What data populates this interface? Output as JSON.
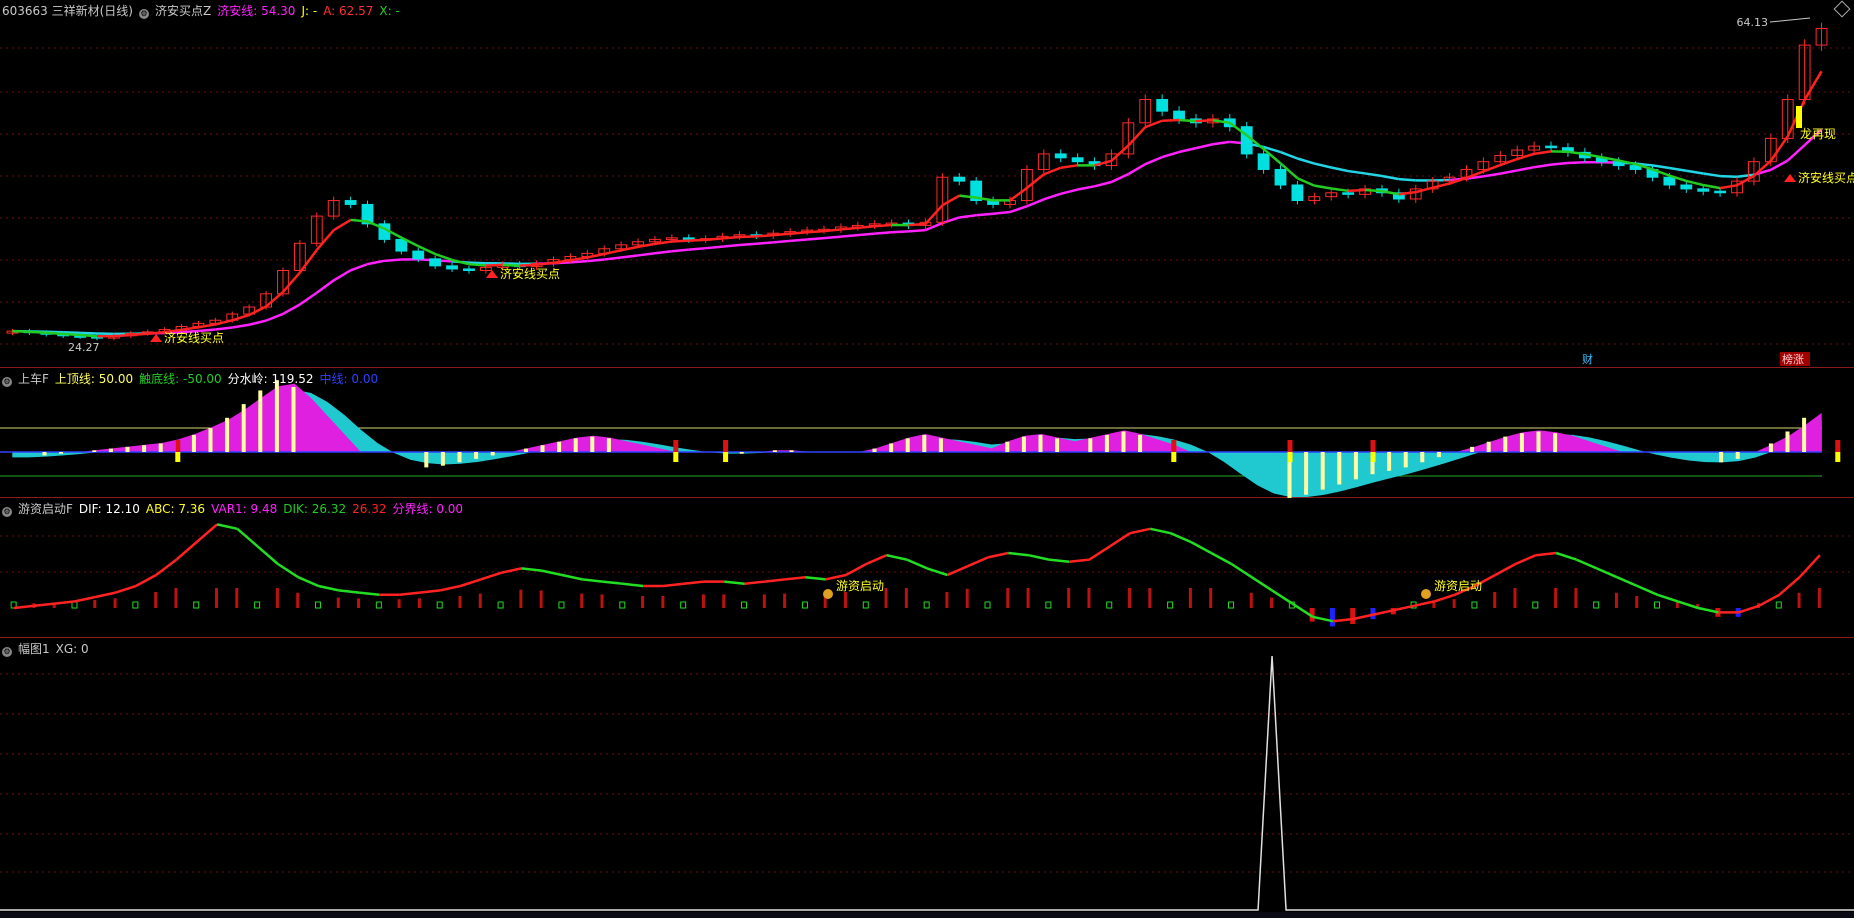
{
  "main": {
    "stock": "603663 三祥新材(日线)",
    "indicator": "济安买点Z",
    "v1_label": "济安线: 54.30",
    "v2_label": "J: -",
    "v3_label": "A: 62.57",
    "v4_label": "X: -",
    "high_label": "64.13",
    "low_label": "24.27",
    "buy_label": "济安线买点",
    "dragon_label": "龙再现",
    "cai_label": "财",
    "bangzhang_label": "榜涨",
    "colors": {
      "up": "#ff2a2a",
      "down": "#00e0e0",
      "magenta": "#ff22ff",
      "cyan": "#22d6e6",
      "green": "#22cc22",
      "red": "#ff2222",
      "yellow": "#ffff00"
    }
  },
  "p2": {
    "title": "上车F",
    "v1": "上顶线: 50.00",
    "v2": "触底线: -50.00",
    "v3": "分水岭: 119.52",
    "v4": "中线: 0.00"
  },
  "p3": {
    "title": "游资启动F",
    "v1": "DIF: 12.10",
    "v2": "ABC: 7.36",
    "v3": "VAR1: 9.48",
    "v4": "DIK: 26.32",
    "v5": "26.32",
    "v6": "分界线: 0.00",
    "start_label": "游资启动"
  },
  "p4": {
    "title": "幅图1",
    "v1": "XG: 0"
  },
  "chart_data": [
    {
      "type": "line",
      "name": "price",
      "x_count": 90,
      "high": 64.13,
      "low": 24.27,
      "close": [
        25.2,
        25.0,
        24.8,
        24.6,
        24.5,
        24.3,
        24.6,
        24.9,
        25.1,
        25.4,
        25.8,
        26.2,
        26.6,
        27.4,
        28.3,
        30.0,
        33.0,
        36.5,
        40.0,
        42.0,
        41.5,
        39.0,
        37.0,
        35.5,
        34.5,
        33.6,
        33.2,
        33.0,
        33.4,
        33.8,
        33.5,
        33.9,
        34.4,
        34.8,
        35.2,
        35.8,
        36.3,
        36.7,
        37.0,
        37.2,
        37.0,
        37.1,
        37.4,
        37.6,
        37.5,
        37.8,
        38.0,
        38.2,
        38.3,
        38.6,
        38.8,
        39.0,
        39.1,
        38.8,
        39.2,
        45.0,
        44.5,
        42.0,
        41.5,
        42.0,
        46.0,
        48.0,
        47.5,
        47.0,
        46.5,
        48.0,
        52.0,
        55.0,
        53.5,
        52.5,
        52.0,
        52.5,
        51.5,
        48.0,
        46.0,
        44.0,
        42.0,
        42.5,
        43.0,
        42.8,
        43.5,
        43.0,
        42.2,
        43.5,
        44.5,
        45.0,
        46.0,
        47.0,
        47.8,
        48.5,
        49.0,
        48.8,
        48.2,
        47.5,
        47.0,
        46.5,
        46.0,
        45.0,
        44.0,
        43.5,
        43.2,
        43.0,
        44.5,
        47.0,
        50.0,
        55.0,
        62.0,
        64.13
      ]
    },
    {
      "type": "area",
      "name": "上车F",
      "values": [
        -3,
        -3,
        -2,
        -1,
        0,
        1,
        2,
        3,
        4,
        5,
        7,
        10,
        14,
        20,
        28,
        36,
        42,
        38,
        30,
        20,
        10,
        0,
        -6,
        -9,
        -10,
        -9,
        -8,
        -6,
        -4,
        -2,
        0,
        2,
        4,
        6,
        8,
        9,
        8,
        6,
        4,
        2,
        0,
        -1,
        -2,
        -2,
        -1,
        0,
        1,
        1,
        0,
        0,
        -1,
        0,
        2,
        5,
        8,
        10,
        8,
        6,
        4,
        2,
        6,
        9,
        10,
        8,
        6,
        8,
        10,
        12,
        10,
        7,
        4,
        0,
        -6,
        -14,
        -22,
        -28,
        -30,
        -28,
        -25,
        -22,
        -19,
        -16,
        -13,
        -11,
        -9,
        -6,
        -3,
        0,
        3,
        6,
        9,
        11,
        12,
        11,
        9,
        6,
        3,
        0,
        -3,
        -5,
        -6,
        -7,
        -7,
        -6,
        -4,
        0,
        5,
        12,
        20,
        28
      ]
    },
    {
      "type": "line",
      "name": "游资启动F",
      "values": [
        0,
        1,
        2,
        3,
        5,
        7,
        10,
        15,
        22,
        30,
        38,
        36,
        28,
        20,
        14,
        10,
        8,
        7,
        6,
        6,
        7,
        8,
        10,
        13,
        16,
        18,
        17,
        15,
        13,
        12,
        11,
        10,
        10,
        11,
        12,
        12,
        11,
        12,
        13,
        14,
        13,
        15,
        20,
        24,
        22,
        18,
        15,
        19,
        23,
        25,
        24,
        22,
        21,
        22,
        28,
        34,
        36,
        34,
        30,
        25,
        20,
        14,
        8,
        2,
        -4,
        -6,
        -5,
        -3,
        -1,
        1,
        3,
        6,
        10,
        15,
        20,
        24,
        25,
        22,
        18,
        14,
        10,
        6,
        3,
        0,
        -2,
        -2,
        1,
        6,
        14,
        24
      ]
    },
    {
      "type": "line",
      "name": "幅图1 XG",
      "spike_index": 62,
      "values_note": "single spike"
    }
  ]
}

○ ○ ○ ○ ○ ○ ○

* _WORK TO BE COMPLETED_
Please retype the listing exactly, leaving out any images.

* _ANSWER SECTION_
What data populates this interface? Output as JSON.
{
  "main": {
    "stock": "603663 三祥新材(日线)",
    "indicator": "济安买点Z",
    "v1_label": "济安线: 54.30",
    "v2_label": "J: -",
    "v3_label": "A: 62.57",
    "v4_label": "X: -",
    "high_label": "64.13",
    "low_label": "24.27",
    "buy_label": "济安线买点",
    "dragon_label": "龙再现",
    "cai_label": "财",
    "bangzhang_label": "榜涨",
    "colors": {
      "up": "#ff2a2a",
      "down": "#00e0e0",
      "magenta": "#ff22ff",
      "cyan": "#22d6e6",
      "green": "#22cc22",
      "red": "#ff2222",
      "yellow": "#ffff00"
    }
  },
  "p2": {
    "title": "上车F",
    "v1": "上顶线: 50.00",
    "v2": "触底线: -50.00",
    "v3": "分水岭: 119.52",
    "v4": "中线: 0.00"
  },
  "p3": {
    "title": "游资启动F",
    "v1": "DIF: 12.10",
    "v2": "ABC: 7.36",
    "v3": "VAR1: 9.48",
    "v4": "DIK: 26.32",
    "v5": "26.32",
    "v6": "分界线: 0.00",
    "start_label": "游资启动"
  },
  "p4": {
    "title": "幅图1",
    "v1": "XG: 0"
  },
  "chart_data": [
    {
      "type": "line",
      "name": "price",
      "x_count": 90,
      "high": 64.13,
      "low": 24.27,
      "close": [
        25.2,
        25.0,
        24.8,
        24.6,
        24.5,
        24.3,
        24.6,
        24.9,
        25.1,
        25.4,
        25.8,
        26.2,
        26.6,
        27.4,
        28.3,
        30.0,
        33.0,
        36.5,
        40.0,
        42.0,
        41.5,
        39.0,
        37.0,
        35.5,
        34.5,
        33.6,
        33.2,
        33.0,
        33.4,
        33.8,
        33.5,
        33.9,
        34.4,
        34.8,
        35.2,
        35.8,
        36.3,
        36.7,
        37.0,
        37.2,
        37.0,
        37.1,
        37.4,
        37.6,
        37.5,
        37.8,
        38.0,
        38.2,
        38.3,
        38.6,
        38.8,
        39.0,
        39.1,
        38.8,
        39.2,
        45.0,
        44.5,
        42.0,
        41.5,
        42.0,
        46.0,
        48.0,
        47.5,
        47.0,
        46.5,
        48.0,
        52.0,
        55.0,
        53.5,
        52.5,
        52.0,
        52.5,
        51.5,
        48.0,
        46.0,
        44.0,
        42.0,
        42.5,
        43.0,
        42.8,
        43.5,
        43.0,
        42.2,
        43.5,
        44.5,
        45.0,
        46.0,
        47.0,
        47.8,
        48.5,
        49.0,
        48.8,
        48.2,
        47.5,
        47.0,
        46.5,
        46.0,
        45.0,
        44.0,
        43.5,
        43.2,
        43.0,
        44.5,
        47.0,
        50.0,
        55.0,
        62.0,
        64.13
      ]
    },
    {
      "type": "area",
      "name": "上车F",
      "values": [
        -3,
        -3,
        -2,
        -1,
        0,
        1,
        2,
        3,
        4,
        5,
        7,
        10,
        14,
        20,
        28,
        36,
        42,
        38,
        30,
        20,
        10,
        0,
        -6,
        -9,
        -10,
        -9,
        -8,
        -6,
        -4,
        -2,
        0,
        2,
        4,
        6,
        8,
        9,
        8,
        6,
        4,
        2,
        0,
        -1,
        -2,
        -2,
        -1,
        0,
        1,
        1,
        0,
        0,
        -1,
        0,
        2,
        5,
        8,
        10,
        8,
        6,
        4,
        2,
        6,
        9,
        10,
        8,
        6,
        8,
        10,
        12,
        10,
        7,
        4,
        0,
        -6,
        -14,
        -22,
        -28,
        -30,
        -28,
        -25,
        -22,
        -19,
        -16,
        -13,
        -11,
        -9,
        -6,
        -3,
        0,
        3,
        6,
        9,
        11,
        12,
        11,
        9,
        6,
        3,
        0,
        -3,
        -5,
        -6,
        -7,
        -7,
        -6,
        -4,
        0,
        5,
        12,
        20,
        28
      ]
    },
    {
      "type": "line",
      "name": "游资启动F",
      "values": [
        0,
        1,
        2,
        3,
        5,
        7,
        10,
        15,
        22,
        30,
        38,
        36,
        28,
        20,
        14,
        10,
        8,
        7,
        6,
        6,
        7,
        8,
        10,
        13,
        16,
        18,
        17,
        15,
        13,
        12,
        11,
        10,
        10,
        11,
        12,
        12,
        11,
        12,
        13,
        14,
        13,
        15,
        20,
        24,
        22,
        18,
        15,
        19,
        23,
        25,
        24,
        22,
        21,
        22,
        28,
        34,
        36,
        34,
        30,
        25,
        20,
        14,
        8,
        2,
        -4,
        -6,
        -5,
        -3,
        -1,
        1,
        3,
        6,
        10,
        15,
        20,
        24,
        25,
        22,
        18,
        14,
        10,
        6,
        3,
        0,
        -2,
        -2,
        1,
        6,
        14,
        24
      ]
    },
    {
      "type": "line",
      "name": "幅图1 XG",
      "spike_index": 62,
      "values_note": "single spike"
    }
  ]
}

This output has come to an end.